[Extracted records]
════

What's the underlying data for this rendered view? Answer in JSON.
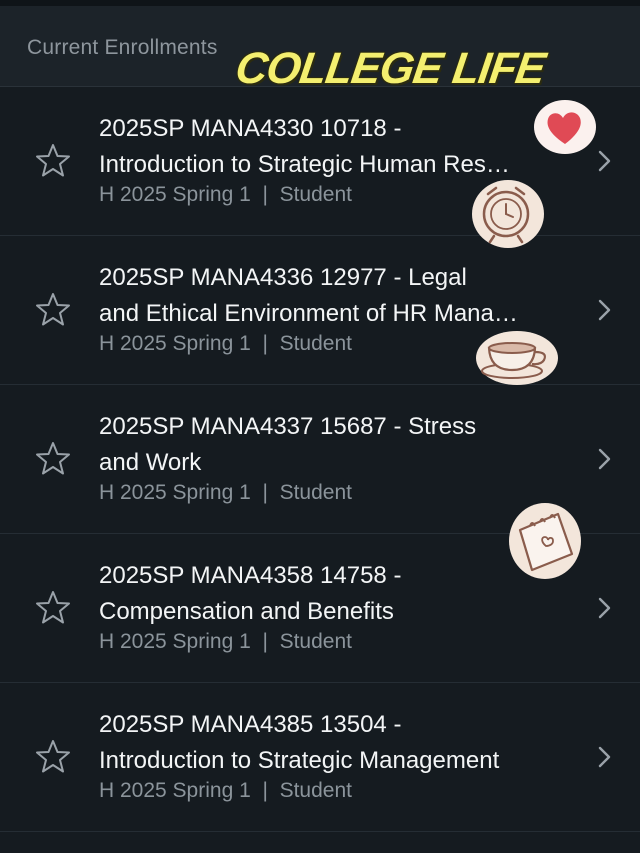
{
  "header": {
    "section_title": "Current Enrollments",
    "sticker_title": "COLLEGE LIFE"
  },
  "enrollments": [
    {
      "title": "2025SP MANA4330 10718 -\nIntroduction to Strategic Human Res…",
      "term": "H 2025 Spring 1",
      "separator": "|",
      "role": "Student"
    },
    {
      "title": "2025SP MANA4336 12977 - Legal\nand Ethical Environment of HR Mana…",
      "term": "H 2025 Spring 1",
      "separator": "|",
      "role": "Student"
    },
    {
      "title": "2025SP MANA4337 15687 - Stress\nand Work",
      "term": "H 2025 Spring 1",
      "separator": "|",
      "role": "Student"
    },
    {
      "title": "2025SP MANA4358 14758 -\nCompensation and Benefits",
      "term": "H 2025 Spring 1",
      "separator": "|",
      "role": "Student"
    },
    {
      "title": "2025SP MANA4385 13504 -\nIntroduction to Strategic Management",
      "term": "H 2025 Spring 1",
      "separator": "|",
      "role": "Student"
    }
  ],
  "icons": {
    "favorite": "star-outline-icon",
    "open": "chevron-right-icon",
    "stickers": [
      "heart-sticker",
      "alarm-clock-sticker",
      "coffee-cup-sticker",
      "notepad-sticker"
    ]
  },
  "colors": {
    "background": "#151b20",
    "header_background": "#1c2329",
    "title_text": "#f3f5f6",
    "meta_text": "#8b949b",
    "sticker_yellow": "#f4ef6f",
    "heart_red": "#e04a55"
  }
}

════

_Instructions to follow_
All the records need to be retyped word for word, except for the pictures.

_Response box_
What's the underlying data for this rendered view? Answer in JSON.
{
  "header": {
    "section_title": "Current Enrollments",
    "sticker_title": "COLLEGE LIFE"
  },
  "enrollments": [
    {
      "title": "2025SP MANA4330 10718 -\nIntroduction to Strategic Human Res…",
      "term": "H 2025 Spring 1",
      "separator": "|",
      "role": "Student"
    },
    {
      "title": "2025SP MANA4336 12977 - Legal\nand Ethical Environment of HR Mana…",
      "term": "H 2025 Spring 1",
      "separator": "|",
      "role": "Student"
    },
    {
      "title": "2025SP MANA4337 15687 - Stress\nand Work",
      "term": "H 2025 Spring 1",
      "separator": "|",
      "role": "Student"
    },
    {
      "title": "2025SP MANA4358 14758 -\nCompensation and Benefits",
      "term": "H 2025 Spring 1",
      "separator": "|",
      "role": "Student"
    },
    {
      "title": "2025SP MANA4385 13504 -\nIntroduction to Strategic Management",
      "term": "H 2025 Spring 1",
      "separator": "|",
      "role": "Student"
    }
  ],
  "icons": {
    "favorite": "star-outline-icon",
    "open": "chevron-right-icon",
    "stickers": [
      "heart-sticker",
      "alarm-clock-sticker",
      "coffee-cup-sticker",
      "notepad-sticker"
    ]
  },
  "colors": {
    "background": "#151b20",
    "header_background": "#1c2329",
    "title_text": "#f3f5f6",
    "meta_text": "#8b949b",
    "sticker_yellow": "#f4ef6f",
    "heart_red": "#e04a55"
  }
}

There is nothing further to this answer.